— Prompt —
Omit the images and return the remaining entries unchanged.

— App and web page records —
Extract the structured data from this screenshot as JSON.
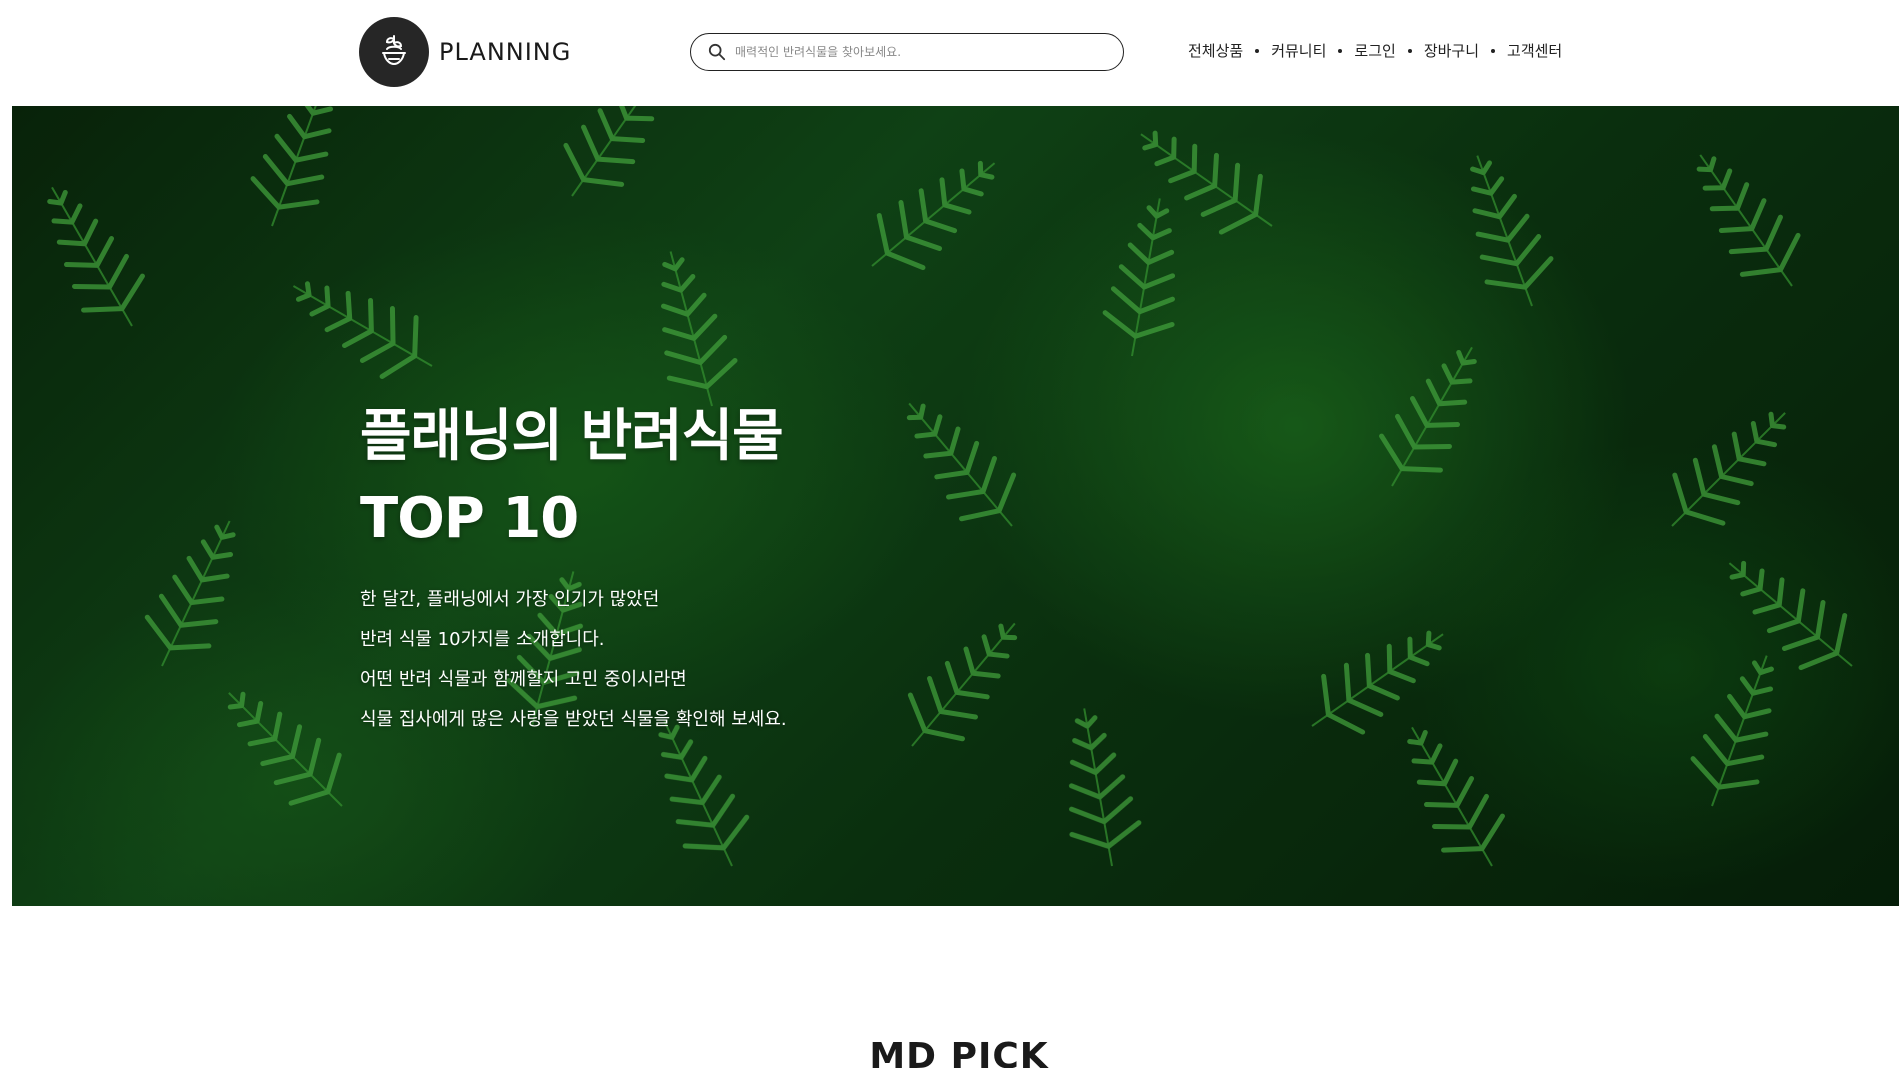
{
  "header": {
    "logo_text": "PLANNING",
    "logo_icon": "plant-bowl-icon",
    "search": {
      "placeholder": "매력적인 반려식물을 찾아보세요.",
      "value": ""
    },
    "nav": [
      "전체상품",
      "커뮤니티",
      "로그인",
      "장바구니",
      "고객센터"
    ]
  },
  "hero": {
    "title_line1": "플래닝의 반려식물",
    "title_line2": "TOP 10",
    "desc": [
      "한 달간, 플래닝에서 가장 인기가 많았던",
      "반려 식물 10가지를 소개합니다.",
      "어떤 반려 식물과 함께할지 고민 중이시라면",
      "식물 집사에게 많은 사랑을 받았던 식물을 확인해 보세요."
    ]
  },
  "section": {
    "title": "MD PICK"
  },
  "colors": {
    "header_bg": "#ffffff",
    "text": "#222222",
    "hero_green": "#13501a"
  }
}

— Task result —
Extract the structured data from this screenshot as JSON.
{
  "header": {
    "logo_text": "PLANNING",
    "logo_icon": "plant-bowl-icon",
    "search": {
      "placeholder": "매력적인 반려식물을 찾아보세요.",
      "value": ""
    },
    "nav": [
      "전체상품",
      "커뮤니티",
      "로그인",
      "장바구니",
      "고객센터"
    ]
  },
  "hero": {
    "title_line1": "플래닝의 반려식물",
    "title_line2": "TOP 10",
    "desc": [
      "한 달간, 플래닝에서 가장 인기가 많았던",
      "반려 식물 10가지를 소개합니다.",
      "어떤 반려 식물과 함께할지 고민 중이시라면",
      "식물 집사에게 많은 사랑을 받았던 식물을 확인해 보세요."
    ]
  },
  "section": {
    "title": "MD PICK"
  },
  "colors": {
    "header_bg": "#ffffff",
    "text": "#222222",
    "hero_green": "#13501a"
  }
}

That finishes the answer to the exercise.